Robert Colescott’s massive paintings evoke powerful emotions and thoughtful contemplation. For the past thirty years, Colescott has engaged themes of race, gender, and social inequality. His art is both highly charged and also intrinsically beautiful.
In 1997, Colescott was the first African American painter to have a solo exhibit at the Venice Biennale in Italy. His work is in the permanent collections of many museums, including the Museum of Modern Art, the Metropolitan Museum, the Seattle Art Museum, the Studio Museum in Harlem, and the Oakland Museum.
Colescott was born in 1925 in Oakland, California, where his father was based as a Pullman porter. In the same year, the Brotherhood of Sleeping Car Porters (BSCP) organized workers and slowly built support to become the first African American union chartered by the American Federation of Labor in 1935. The politics of race and social justice were central to everyday life in Colescott’s Oakland. At thirteen, he journeyed across San Francisco Bay to Treasure Island, in order to watch Diego Rivera paint his mural, Pan American Union, for the 1939 World’s Fair.
Art and politics also came together along Oakland’s 7th Street, where members at BSCP headquarters distributed vinyl records cut by jazz and blues musicians from across the country.
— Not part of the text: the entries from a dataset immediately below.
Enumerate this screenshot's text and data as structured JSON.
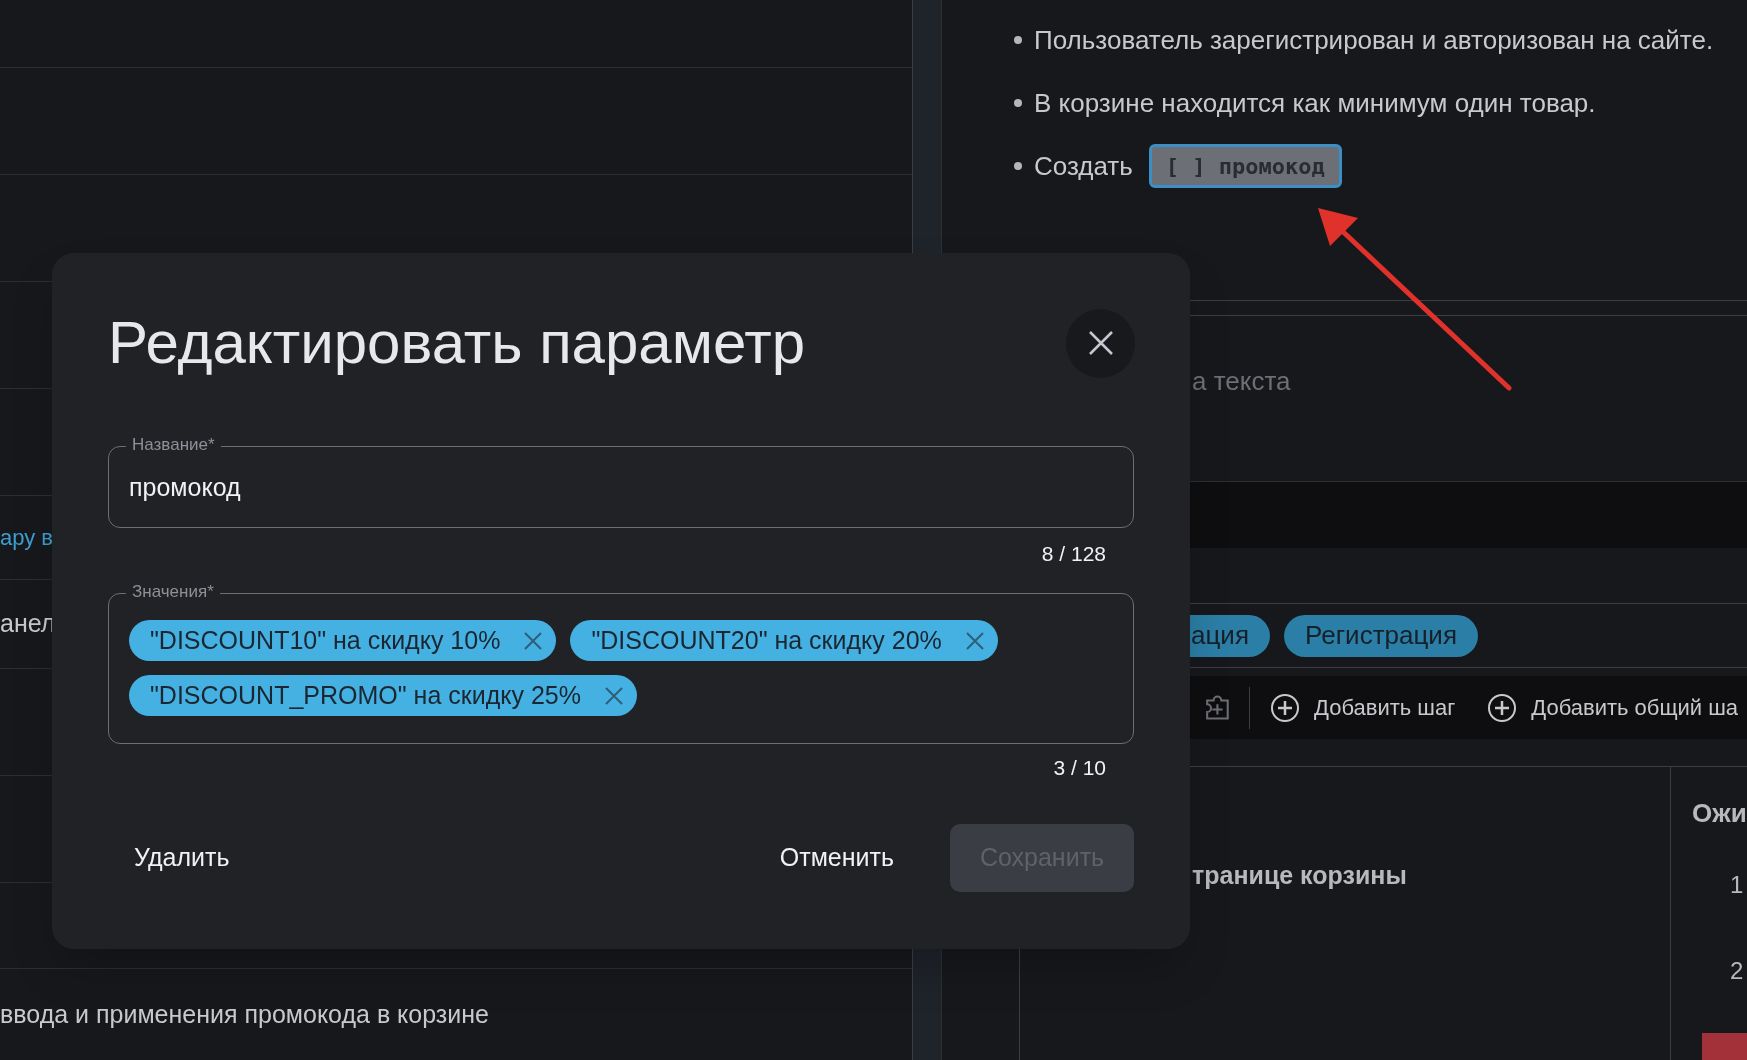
{
  "left_list": [
    {
      "text": "ару в",
      "kind": "link"
    },
    {
      "text": "анел",
      "kind": "plain"
    },
    {
      "text": "ввода и применения промокода в корзине",
      "kind": "plain"
    }
  ],
  "preconditions": [
    {
      "text": "Пользователь зарегистрирован и авторизован на сайте."
    },
    {
      "text": "В корзине находится как минимум один товар."
    },
    {
      "text": "Создать",
      "parameter": "[ ] промокод",
      "highlighted": true
    }
  ],
  "description_placeholder": "а текста",
  "tags": [
    "ация",
    "Регистрация"
  ],
  "toolbar": [
    {
      "kind": "icon"
    },
    {
      "kind": "divider"
    },
    {
      "kind": "button",
      "label": "Добавить шаг"
    },
    {
      "kind": "button",
      "label": "Добавить общий ша"
    }
  ],
  "steps_table": {
    "step_text": "транице корзины",
    "expected_header": "Ожи",
    "row_numbers": [
      "1",
      "2"
    ]
  },
  "dialog": {
    "title": "Редактировать параметр",
    "name_field": {
      "label": "Название*",
      "value": "промокод",
      "counter": "8 / 128"
    },
    "values_field": {
      "label": "Значения*",
      "counter": "3 / 10",
      "chips": [
        "\"DISCOUNT10\" на скидку 10%",
        "\"DISCOUNT20\" на скидку 20%",
        "\"DISCOUNT_PROMO\" на скидку 25%"
      ]
    },
    "delete_button": "Удалить",
    "cancel_button": "Отменить",
    "save_button": {
      "label": "Сохранить",
      "disabled": true
    }
  }
}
There was a pulsing music scene on 7th, with well-known clubs like Slim Jenkins, Esther’s Orbit Room, and Harvey’s Rex Club. Both of Colescott’s parents were accomplished musicians who played jazz, blues, and classical music.
Colescott left Oakland to fight in the 86th Blackhawk Division during World War II. He returned to the Bay Area and the University of California at Berkeley, on the GI Bill, and earned his B.A. in 1949. After receiving his degree, he spent a year in Paris at the Atelier Fernand Leger and then came back to Berkeley, earning an M.A. in 1952. He taught in the Seattle public schools then moved in 1956, when he was appointed Associate Professor of Art at Portland State University. Since that time, he has taught at a number of colleges and universities. His most recent appointment was as Regents Professor of Art at the University of Arizona.
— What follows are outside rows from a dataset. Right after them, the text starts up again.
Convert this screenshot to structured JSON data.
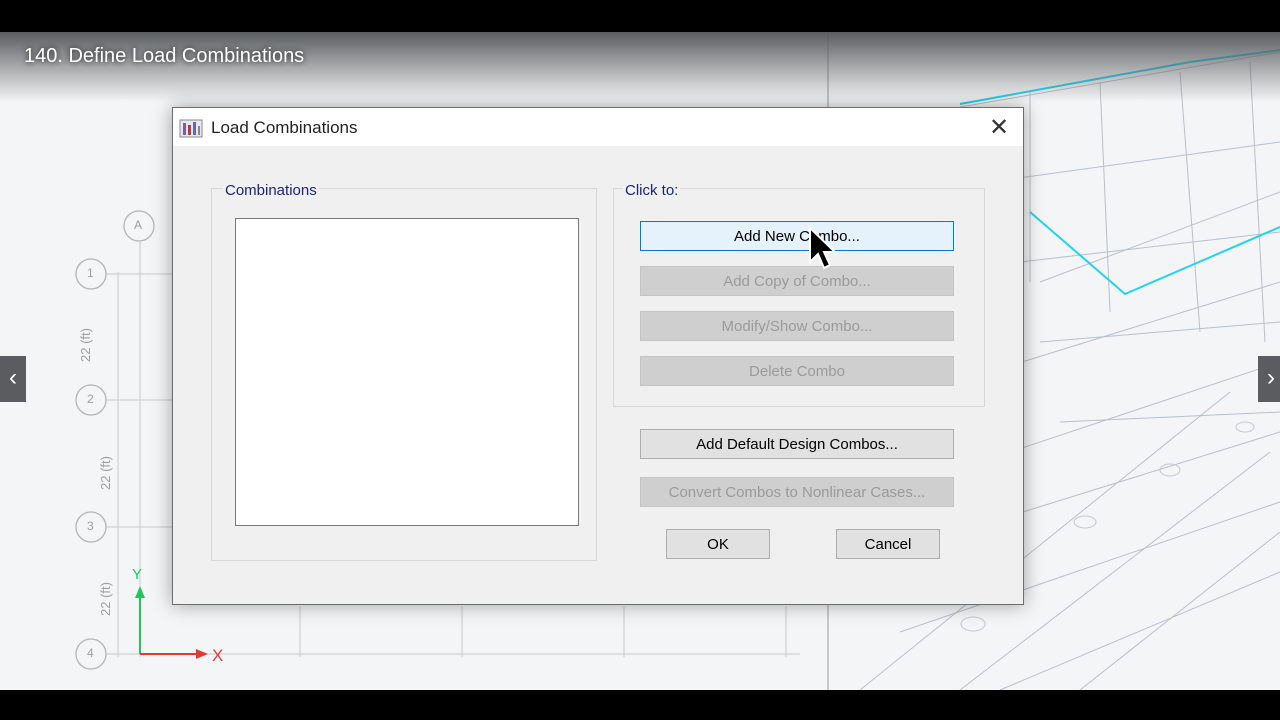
{
  "video": {
    "title": "140. Define Load Combinations",
    "nav_prev": "‹",
    "nav_next": "›"
  },
  "background": {
    "grid_labels": [
      "A",
      "1",
      "2",
      "3",
      "4"
    ],
    "dim_labels": [
      "22 (ft)",
      "22 (ft)",
      "22 (ft)"
    ],
    "axis_y": "Y",
    "axis_x": "X",
    "colors": {
      "axis_y": "#22c55e",
      "axis_x": "#e53935",
      "highlight": "#22d3ee"
    }
  },
  "dialog": {
    "title": "Load Combinations",
    "app_icon": "etabs-app-icon",
    "close": "✕",
    "combinations_label": "Combinations",
    "combinations_items": [],
    "clickto_label": "Click to:",
    "buttons": {
      "add_new": "Add New Combo...",
      "add_copy": "Add Copy of Combo...",
      "modify": "Modify/Show Combo...",
      "delete": "Delete Combo",
      "add_default": "Add Default Design Combos...",
      "convert": "Convert Combos to Nonlinear Cases...",
      "ok": "OK",
      "cancel": "Cancel"
    },
    "colors": {
      "label": "#1a237e",
      "focus_border": "#0078d7"
    }
  }
}
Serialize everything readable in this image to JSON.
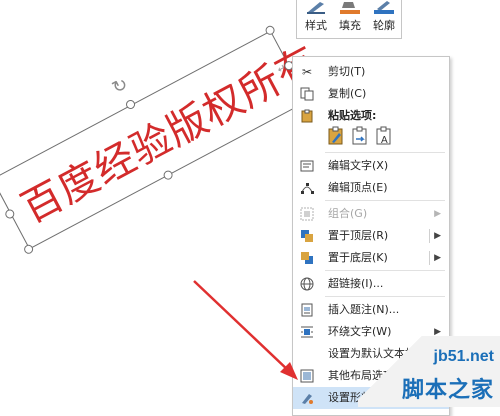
{
  "shape": {
    "text": "百度经验版权所有"
  },
  "mini_toolbar": {
    "buttons": [
      {
        "label": "样式"
      },
      {
        "label": "填充"
      },
      {
        "label": "轮廓"
      }
    ]
  },
  "context_menu": {
    "items": {
      "cut": "剪切(T)",
      "copy": "复制(C)",
      "paste_options": "粘贴选项:",
      "edit_text": "编辑文字(X)",
      "edit_points": "编辑顶点(E)",
      "group": "组合(G)",
      "bring_to_front": "置于顶层(R)",
      "send_to_back": "置于底层(K)",
      "hyperlink": "超链接(I)...",
      "insert_caption": "插入题注(N)...",
      "wrap_text": "环绕文字(W)",
      "set_default_textbox": "设置为默认文本框(D)",
      "more_layout": "其他布局选项",
      "format_shape": "设置形状格式"
    }
  },
  "watermark": {
    "url": "jb51.net",
    "name": "脚本之家"
  },
  "colors": {
    "shape_text": "#d32b2b",
    "arrow": "#e03030",
    "highlight": "#cfe3f7",
    "watermark": "#1b6fb8"
  }
}
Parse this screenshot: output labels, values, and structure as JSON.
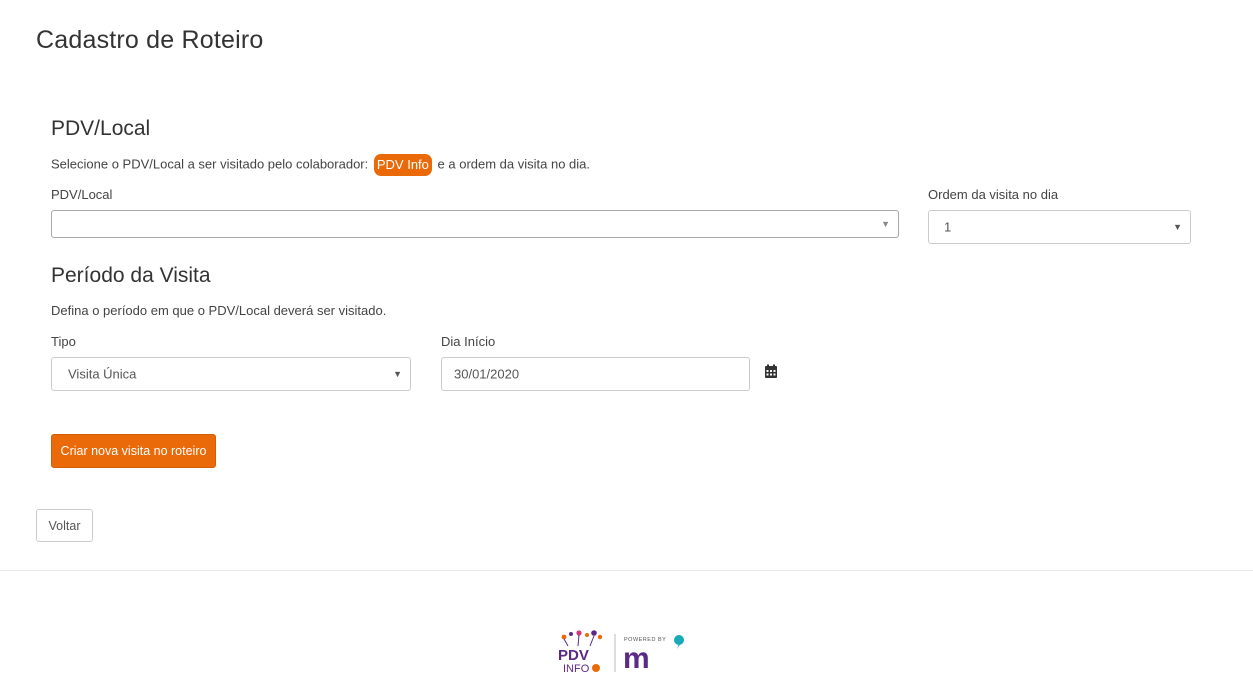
{
  "page": {
    "title": "Cadastro de Roteiro"
  },
  "pdv_section": {
    "title": "PDV/Local",
    "desc_before": "Selecione o PDV/Local a ser visitado pelo colaborador:",
    "chip": "PDV Info",
    "desc_after": "e a ordem da visita no dia.",
    "pdv_label": "PDV/Local",
    "pdv_value": "",
    "order_label": "Ordem da visita no dia",
    "order_value": "1"
  },
  "period_section": {
    "title": "Período da Visita",
    "desc": "Defina o período em que o PDV/Local deverá ser visitado.",
    "type_label": "Tipo",
    "type_value": "Visita Única",
    "start_label": "Dia Início",
    "start_value": "30/01/2020"
  },
  "actions": {
    "create_label": "Criar nova visita no roteiro",
    "back_label": "Voltar"
  },
  "footer": {
    "logo_pdv_top": "PDV",
    "logo_pdv_bottom": "INFO",
    "powered_by": "POWERED BY",
    "brand_mark": "m"
  },
  "colors": {
    "accent": "#ea6a0a",
    "logo_purple": "#5b2a86",
    "logo_teal": "#1aa9b8"
  },
  "icons": {
    "calendar": "calendar-icon",
    "caret": "caret-down-icon"
  }
}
Until the mid-1960s Bay Area figuration painters like Richard Diebenkhorn influenced Colescott. In 1964, he spent a year as Faculty Artist in Residence at the American Research Center in Cairo. Colescott began a period of transformation, as his work grew more graphic and explicitly political. He received international recognition for his satirical re-envisioning of American history in paintings like the 1975 acrylic George Washington Carver Crossing the Delaware.
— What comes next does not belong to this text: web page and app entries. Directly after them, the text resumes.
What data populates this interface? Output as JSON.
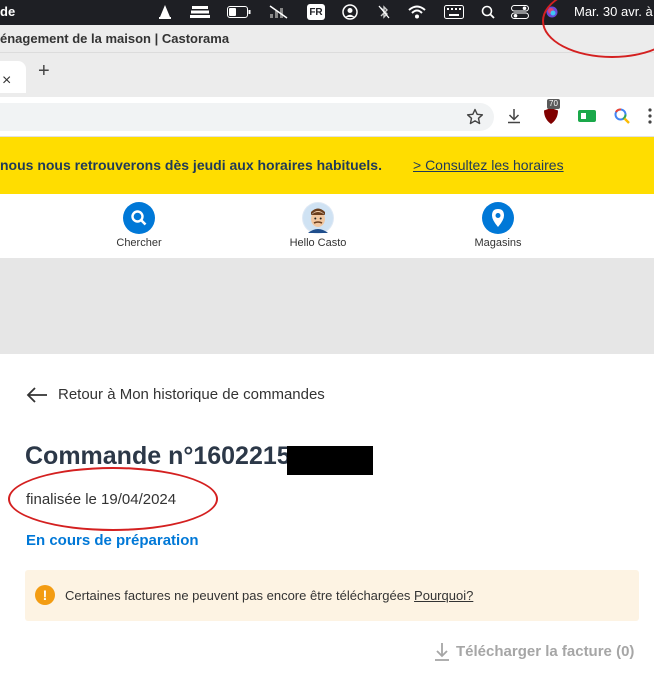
{
  "menubar": {
    "app_name": "de",
    "keyboard_badge": "FR",
    "clock": "Mar. 30 avr. à",
    "icons": [
      "vlc-icon",
      "stack-icon",
      "battery-icon",
      "signal-off-icon",
      "keyboard-input-icon",
      "user-icon",
      "bluetooth-icon",
      "wifi-icon",
      "keyboard-icon",
      "search-icon",
      "control-center-icon",
      "siri-icon"
    ]
  },
  "window": {
    "title": "énagement de la maison | Castorama"
  },
  "tabs": {
    "close_glyph": "×",
    "new_tab_glyph": "+"
  },
  "toolbar": {
    "extension_badge": "70",
    "icons": [
      "bookmark-star-icon",
      "download-icon",
      "ublock-icon",
      "green-extension-icon",
      "search-lens-icon",
      "more-icon"
    ]
  },
  "banner": {
    "message": "nous nous retrouverons dès jeudi aux horaires habituels.",
    "link": "> Consultez les horaires",
    "background": "#ffdd00"
  },
  "nav": {
    "items": [
      {
        "label": "Chercher",
        "icon": "search-icon"
      },
      {
        "label": "Hello Casto",
        "icon": "avatar"
      },
      {
        "label": "Magasins",
        "icon": "location-pin-icon"
      }
    ],
    "accent": "#0078d7"
  },
  "order": {
    "back_label": "Retour à Mon historique de commandes",
    "title": "Commande n°1602215",
    "finalized": "finalisée le 19/04/2024",
    "status": "En cours de préparation"
  },
  "alert": {
    "text": "Certaines factures ne peuvent pas encore être téléchargées ",
    "link": "Pourquoi?"
  },
  "download": {
    "label": "Télécharger la facture (0)"
  }
}
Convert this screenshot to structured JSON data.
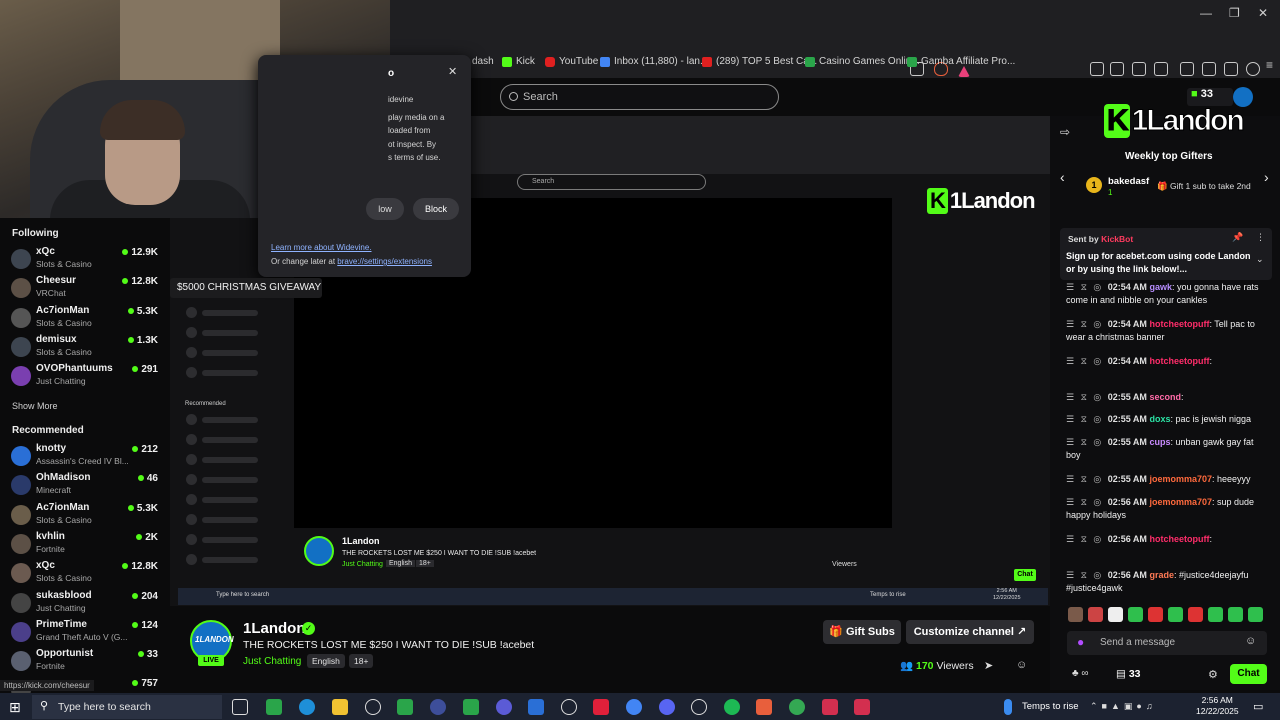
{
  "browser": {
    "bookmarks": [
      "dash",
      "Kick",
      "YouTube",
      "Inbox (11,880) - lan...",
      "(289) TOP 5 Best Ca...",
      "Casino Games Onlin...",
      "Gamba Affiliate Pro..."
    ],
    "search_placeholder": "Search"
  },
  "popup": {
    "title_fragment": "o",
    "line1": "idevine",
    "line2": "play media on a",
    "line3": "loaded from",
    "line4": "ot inspect. By",
    "line5": "s terms of use.",
    "allow_label": "low",
    "block_label": "Block",
    "learn_more": "Learn more about Widevine.",
    "change_later_prefix": "Or change later at ",
    "change_later_link": "brave://settings/extensions"
  },
  "sidebar": {
    "following_title": "Following",
    "following": [
      {
        "name": "xQc",
        "category": "Slots & Casino",
        "viewers": "12.9K"
      },
      {
        "name": "Cheesur",
        "category": "VRChat",
        "viewers": "12.8K"
      },
      {
        "name": "Ac7ionMan",
        "category": "Slots & Casino",
        "viewers": "5.3K"
      },
      {
        "name": "demisux",
        "category": "Slots & Casino",
        "viewers": "1.3K"
      },
      {
        "name": "OVOPhantuums",
        "category": "Just Chatting",
        "viewers": "291"
      }
    ],
    "show_more": "Show More",
    "recommended_title": "Recommended",
    "recommended": [
      {
        "name": "knotty",
        "category": "Assassin's Creed IV Bl...",
        "viewers": "212"
      },
      {
        "name": "OhMadison",
        "category": "Minecraft",
        "viewers": "46"
      },
      {
        "name": "Ac7ionMan",
        "category": "Slots & Casino",
        "viewers": "5.3K"
      },
      {
        "name": "kvhlin",
        "category": "Fortnite",
        "viewers": "2K"
      },
      {
        "name": "xQc",
        "category": "Slots & Casino",
        "viewers": "12.8K"
      },
      {
        "name": "sukasblood",
        "category": "Just Chatting",
        "viewers": "204"
      },
      {
        "name": "PrimeTime",
        "category": "Grand Theft Auto V (G...",
        "viewers": "124"
      },
      {
        "name": "Opportunist",
        "category": "Fortnite",
        "viewers": "33"
      },
      {
        "name": "",
        "category": "",
        "viewers": "757"
      }
    ],
    "status_url": "https://kick.com/cheesur"
  },
  "tooltip": "$5000 CHRISTMAS GIVEAWAY",
  "inner": {
    "search": "Search",
    "logo": "1Landon",
    "channel": "1Landon",
    "title": "THE ROCKETS LOST ME $250 I WANT TO DIE !SUB !acebet",
    "category": "Just Chatting",
    "tags": [
      "English",
      "18+"
    ],
    "recommended": "Recommended",
    "viewers_label": "Viewers",
    "chat_button": "Chat",
    "taskbar_search": "Type here to search",
    "weather": "Temps to rise",
    "time": "2:56 AM",
    "date": "12/22/2025"
  },
  "stream": {
    "avatar_text": "1LANDON",
    "live_badge": "LIVE",
    "channel_name": "1Landon",
    "title": "THE ROCKETS LOST ME $250 I WANT TO DIE !SUB !acebet",
    "category": "Just Chatting",
    "tags": [
      "English",
      "18+"
    ],
    "gift_subs": "Gift Subs",
    "customize": "Customize channel",
    "viewer_count": "170",
    "viewers_label": "Viewers"
  },
  "chat": {
    "sub_count": "33",
    "logo": "1Landon",
    "weekly_title": "Weekly top Gifters",
    "top_gifter": {
      "rank": "1",
      "name": "bakedasf",
      "subs": "1",
      "cta": "Gift 1 sub to take 2nd"
    },
    "pinned": {
      "sent_by": "Sent by",
      "bot": "KickBot",
      "text": "Sign up for acebet.com using code Landon or by using the link below!..."
    },
    "messages": [
      {
        "time": "02:54 AM",
        "user": "gawk",
        "color": "#b78dff",
        "text": "you gonna have rats come in and nibble on your cankles"
      },
      {
        "time": "02:54 AM",
        "user": "hotcheetopuff",
        "color": "#ff2d6a",
        "text": "Tell pac to wear a christmas banner"
      },
      {
        "time": "02:54 AM",
        "user": "hotcheetopuff",
        "color": "#ff2d6a",
        "text": ""
      },
      {
        "time": "02:55 AM",
        "user": "second",
        "color": "#ff6ba8",
        "text": ""
      },
      {
        "time": "02:55 AM",
        "user": "doxs",
        "color": "#2be2a4",
        "text": "pac is jewish nigga"
      },
      {
        "time": "02:55 AM",
        "user": "cups",
        "color": "#c98bff",
        "text": "unban gawk gay fat boy"
      },
      {
        "time": "02:55 AM",
        "user": "joemomma707",
        "color": "#ff6a3d",
        "text": "heeeyyy"
      },
      {
        "time": "02:56 AM",
        "user": "joemomma707",
        "color": "#ff6a3d",
        "text": "sup dude happy holidays"
      },
      {
        "time": "02:56 AM",
        "user": "hotcheetopuff",
        "color": "#ff2d6a",
        "text": ""
      },
      {
        "time": "02:56 AM",
        "user": "grade",
        "color": "#ff7a55",
        "text": "#justice4deejayfu #justice4gawk"
      }
    ],
    "input_placeholder": "Send a message",
    "footer_count": "33",
    "chat_button": "Chat"
  },
  "taskbar": {
    "search_placeholder": "Type here to search",
    "weather": "Temps to rise",
    "time": "2:56 AM",
    "date": "12/22/2025"
  },
  "colors": {
    "accent": "#53fc18",
    "background": "#0b0b0c",
    "panel": "#1d1d20"
  }
}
His more recent work brings together personal issues with political life. For example, the 1992 painting A Fool There Was, Europe—Africa has multiple meanings that are at once general and very intimate. Colescott paints both biography and history with unwavering humor and honesty. Robert Colescott passed away in 2009.